§ **ABOUT THIS TASK**:
Your result should be the lines holding the word "ByLayer", copied from the entries below.

Stored entries
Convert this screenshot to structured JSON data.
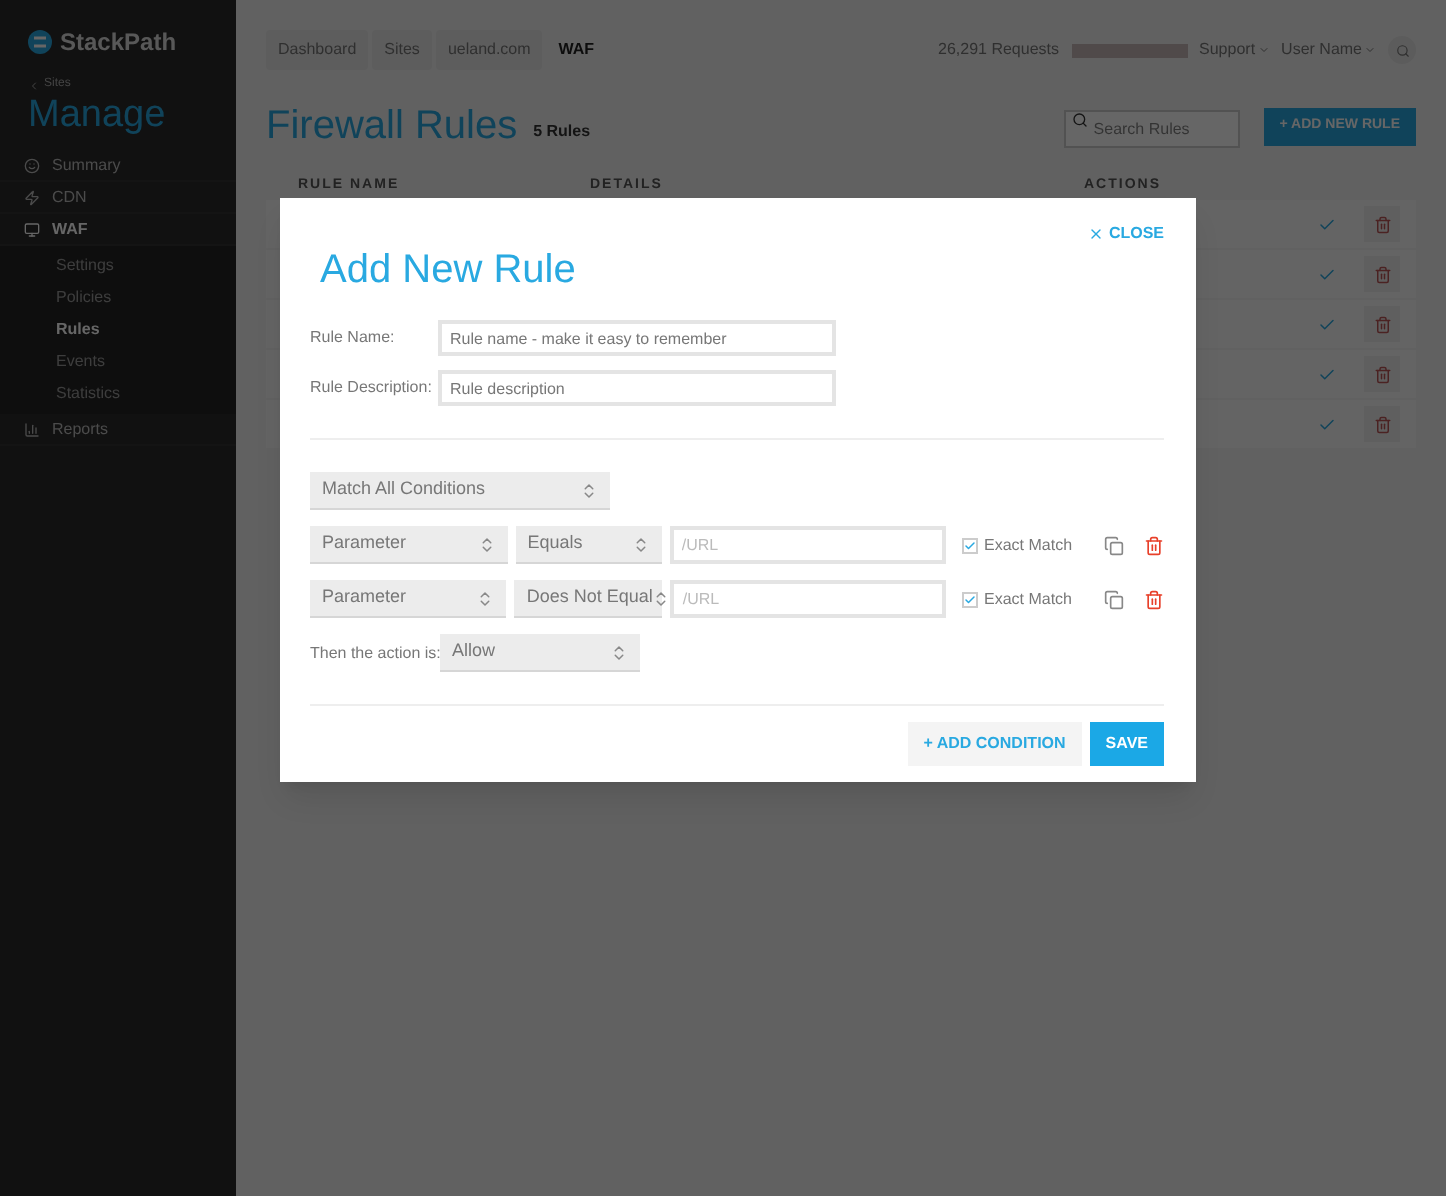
{
  "sidebar": {
    "logo": "StackPath",
    "back_link": "Sites",
    "heading": "Manage",
    "items": [
      {
        "label": "Summary",
        "selected": false
      },
      {
        "label": "CDN",
        "selected": false
      },
      {
        "label": "WAF",
        "selected": true,
        "children": [
          {
            "label": "Settings",
            "selected": false
          },
          {
            "label": "Policies",
            "selected": false
          },
          {
            "label": "Rules",
            "selected": true
          },
          {
            "label": "Events",
            "selected": false
          },
          {
            "label": "Statistics",
            "selected": false
          }
        ]
      },
      {
        "label": "Reports",
        "selected": false
      }
    ]
  },
  "breadcrumbs": [
    {
      "label": "Dashboard",
      "selected": false
    },
    {
      "label": "Sites",
      "selected": false
    },
    {
      "label": "ueland.com",
      "selected": false
    },
    {
      "label": "WAF",
      "selected": true
    }
  ],
  "topbar": {
    "requests": "26,291 Requests",
    "menus": [
      "Support",
      "User Name"
    ]
  },
  "page": {
    "title": "Firewall Rules",
    "count": "5 Rules",
    "search": {
      "placeholder": "Search Rules"
    },
    "add_button": "+ ADD NEW RULE"
  },
  "table": {
    "columns": [
      "RULE NAME",
      "DETAILS",
      "ACTIONS"
    ],
    "rows": [
      {
        "enabled": true
      },
      {
        "enabled": true
      },
      {
        "enabled": true
      },
      {
        "enabled": true
      },
      {
        "enabled": true
      }
    ]
  },
  "modal": {
    "title": "Add New Rule",
    "close": "CLOSE",
    "fields": [
      {
        "label": "Rule Name:",
        "placeholder": "Rule name - make it easy to remember"
      },
      {
        "label": "Rule Description:",
        "placeholder": "Rule description"
      }
    ],
    "match": "Match All Conditions",
    "conditions": [
      {
        "field": "Parameter",
        "operator": "Equals",
        "placeholder": "/URL",
        "exact_match": "Exact Match",
        "checked": true
      },
      {
        "field": "Parameter",
        "operator": "Does Not Equal",
        "placeholder": "/URL",
        "exact_match": "Exact Match",
        "checked": true
      }
    ],
    "action_label": "Then the action is:",
    "action": "Allow",
    "buttons": [
      {
        "label": "+ ADD CONDITION",
        "kind": "secondary"
      },
      {
        "label": "SAVE",
        "kind": "primary"
      }
    ]
  }
}
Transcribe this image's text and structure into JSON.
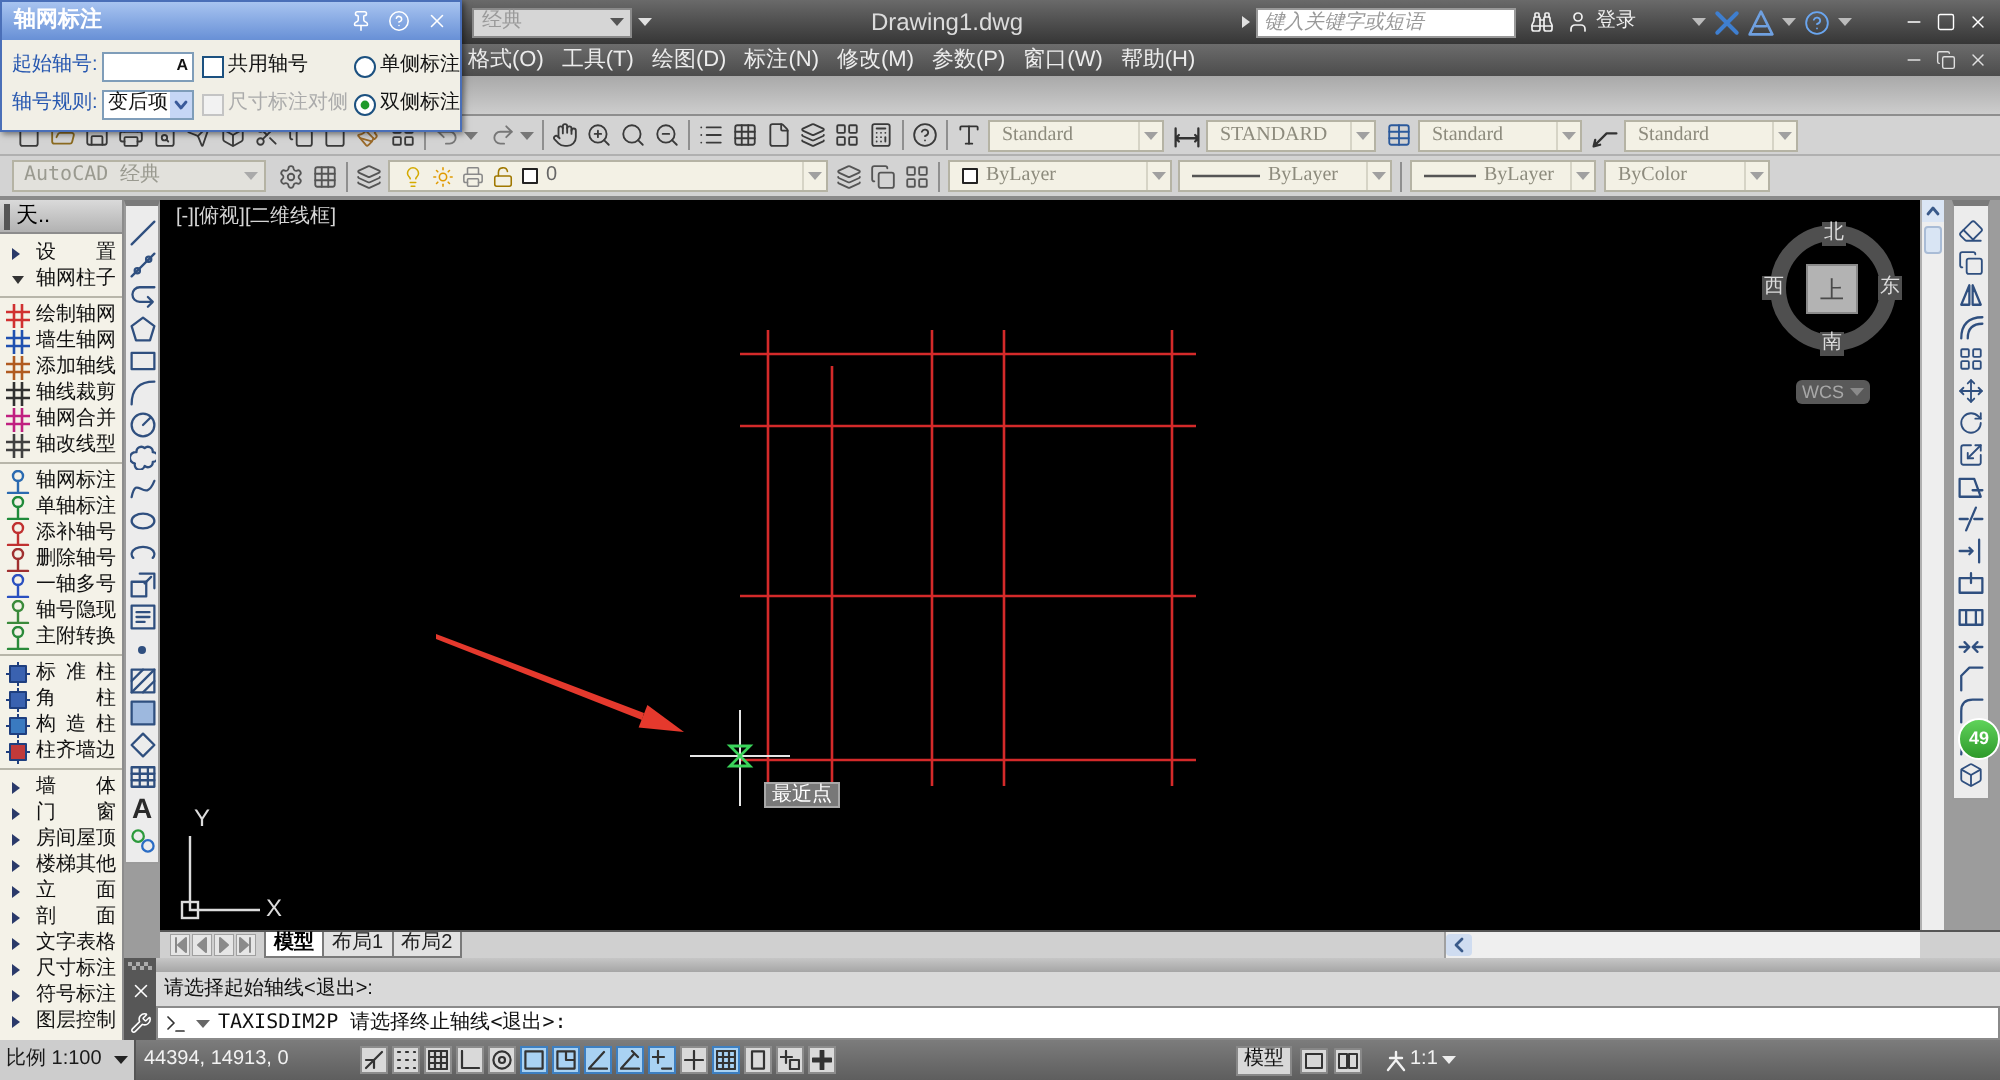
{
  "title_bar": {
    "workspace": "经典",
    "title": "Drawing1.dwg",
    "search": {
      "placeholder": "键入关键字或短语"
    },
    "sign_in": "登录"
  },
  "menu_bar": [
    "格式(O)",
    "工具(T)",
    "绘图(D)",
    "标注(N)",
    "修改(M)",
    "参数(P)",
    "窗口(W)",
    "帮助(H)"
  ],
  "dialog": {
    "title": "轴网标注",
    "start_number": {
      "label": "起始轴号:",
      "value": "A"
    },
    "shared_number": {
      "label": "共用轴号",
      "checked": false
    },
    "sides": [
      {
        "label": "单侧标注",
        "selected": false
      },
      {
        "label": "双侧标注",
        "selected": true
      }
    ],
    "rule": {
      "label": "轴号规则:",
      "value": "变后项"
    },
    "dim_opposite": {
      "label": "尺寸标注对侧",
      "checked": false,
      "disabled": true
    }
  },
  "styles_toolbar": [
    "Standard",
    "STANDARD",
    "Standard",
    "Standard"
  ],
  "layers_toolbar": {
    "workspace": "AutoCAD 经典",
    "layer": "0",
    "color_setting": "ByLayer",
    "linetype": "ByLayer",
    "lineweight": "ByLayer",
    "plot_style": "ByColor"
  },
  "sidebar": {
    "title": "天..",
    "groups": [
      {
        "label": "设 置",
        "expanded": false
      },
      {
        "label": "轴网柱子",
        "expanded": true,
        "sections": [
          {
            "children": [
              {
                "label": "绘制轴网"
              },
              {
                "label": "墙生轴网"
              },
              {
                "label": "添加轴线"
              },
              {
                "label": "轴线裁剪"
              },
              {
                "label": "轴网合并"
              },
              {
                "label": "轴改线型"
              }
            ]
          },
          {
            "children": [
              {
                "label": "轴网标注"
              },
              {
                "label": "单轴标注"
              },
              {
                "label": "添补轴号"
              },
              {
                "label": "删除轴号"
              },
              {
                "label": "一轴多号"
              },
              {
                "label": "轴号隐现"
              },
              {
                "label": "主附转换"
              }
            ]
          },
          {
            "children": [
              {
                "label": "标 准 柱"
              },
              {
                "label": "角 柱"
              },
              {
                "label": "构 造 柱"
              },
              {
                "label": "柱齐墙边"
              }
            ]
          }
        ]
      },
      {
        "label": "墙 体",
        "expanded": false
      },
      {
        "label": "门 窗",
        "expanded": false
      },
      {
        "label": "房间屋顶",
        "expanded": false
      },
      {
        "label": "楼梯其他",
        "expanded": false
      },
      {
        "label": "立 面",
        "expanded": false
      },
      {
        "label": "剖 面",
        "expanded": false
      },
      {
        "label": "文字表格",
        "expanded": false
      },
      {
        "label": "尺寸标注",
        "expanded": false
      },
      {
        "label": "符号标注",
        "expanded": false
      },
      {
        "label": "图层控制",
        "expanded": false
      }
    ]
  },
  "draw_toolbar": {
    "text_tool": "A"
  },
  "canvas": {
    "view_label": "[-][俯视][二维线框]",
    "snap_tooltip": "最近点",
    "ucs": {
      "y": "Y",
      "x": "X"
    },
    "view_cube": {
      "north": "北",
      "west": "西",
      "top": "上",
      "east": "东",
      "south": "南",
      "wcs": "WCS"
    }
  },
  "floating_badge": "49",
  "layout_tabs": [
    {
      "label": "模型",
      "selected": true
    },
    {
      "label": "布局1",
      "selected": false
    },
    {
      "label": "布局2",
      "selected": false
    }
  ],
  "command_line": {
    "history": [
      "请选择起始轴线<退出>:"
    ],
    "prompt": "TAXISDIM2P 请选择终止轴线<退出>:"
  },
  "status_bar": {
    "scale": "比例 1:100",
    "coordinates": "44394, 14913, 0",
    "toggles": [
      {
        "on": false
      },
      {
        "on": false
      },
      {
        "on": false
      },
      {
        "on": false
      },
      {
        "on": false
      },
      {
        "on": true
      },
      {
        "on": true
      },
      {
        "on": true
      },
      {
        "on": true
      },
      {
        "on": true
      },
      {
        "on": false
      },
      {
        "on": true
      },
      {
        "on": false
      },
      {
        "on": false
      },
      {
        "on": false
      }
    ],
    "space": "模型",
    "annotation_scale": "1:1"
  }
}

§ **TASK OUTPUT**:
    "color_setting": "ByLayer",
    "linetype": "ByLayer",
    "lineweight": "ByLayer",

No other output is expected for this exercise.